Luke is a dynamic speaker with the gift of clearly articulating Biblical truths in an easy-to-understand manner. He speaks in humility but with authority, and injects his message with the experience and global perspective gained from living abroad as a missionary for many years.

Santosh David Poonen
Elder, River of Life Christian Fellowship, Loveland, CO

Luke’s enthusiasm and passion for the local church and its impact in the community is inspiring. I highly recommend his teaching and ministry!  

Clarence Miller
Deacon, Sharon Mennonite Church

“Transformational” is the one word I would use to describe the seminar. Luke has a true gift in communicating God’s truths with clarity and passion.

Joe Bacher
Pastor, Foothills Fellowship Westminster, SC

Luke is enthusiastic and knowledgeable, presenting the interactive material creatively. It is a unique presentation unlike the usual “leadership seminars” taught from the front. Luke presents it with expertise, fun, and interest in each attendee.

David Livingstone
Regional Manager, North-East & Mid-Atlantic Region, The JESUS Film Project

Luke really has an incredible way of captivating everyone’s attention and making a seminar meaningful. He speaks from his heart and lives what he preaches.
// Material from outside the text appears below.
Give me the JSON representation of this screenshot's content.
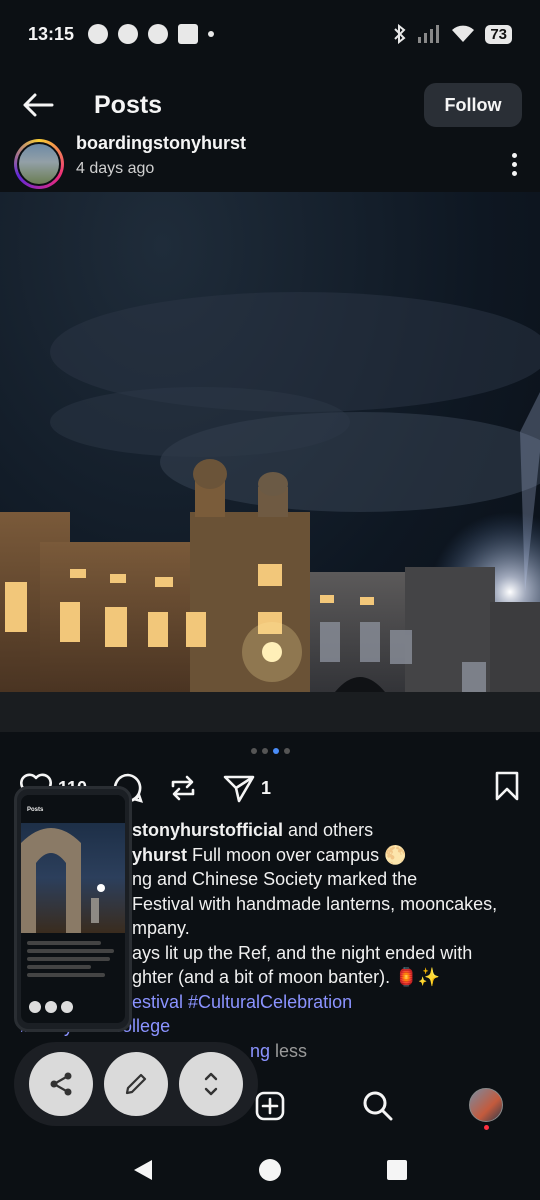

As a result of this Encounter we’re taking our family to Southeast Asia on a two-month mission trip with the possibility of moving there long-term.

Lloyd & Mary Ellen Esh
Pastor, New Covenant Mennonite Fellowship New Holland, PA



Years Lived Abroad
Countries Visited
14-ers Climbed in CO
Places Lived
2014 - 2022


Presentations and workshops in both non-profit and business venues around the world on leadership, people skills, and life purpose.

2011- 2013


Masters Degree in Christian Leadership.

2009 - 2010


Bachelor’s Degree in Liberal Studies.

1997 - 2008


Founded and served as Field Director of Global Tribes Outreach (GTO), a non-profit organization based in Southeast Asia committed to church planting and social work.

1994 - 1996


Floor finishing in concrete construction and equipment operator on a cash crop farm.

1990 - 1993


Taught elementary through high school students in a self-directed learning environment.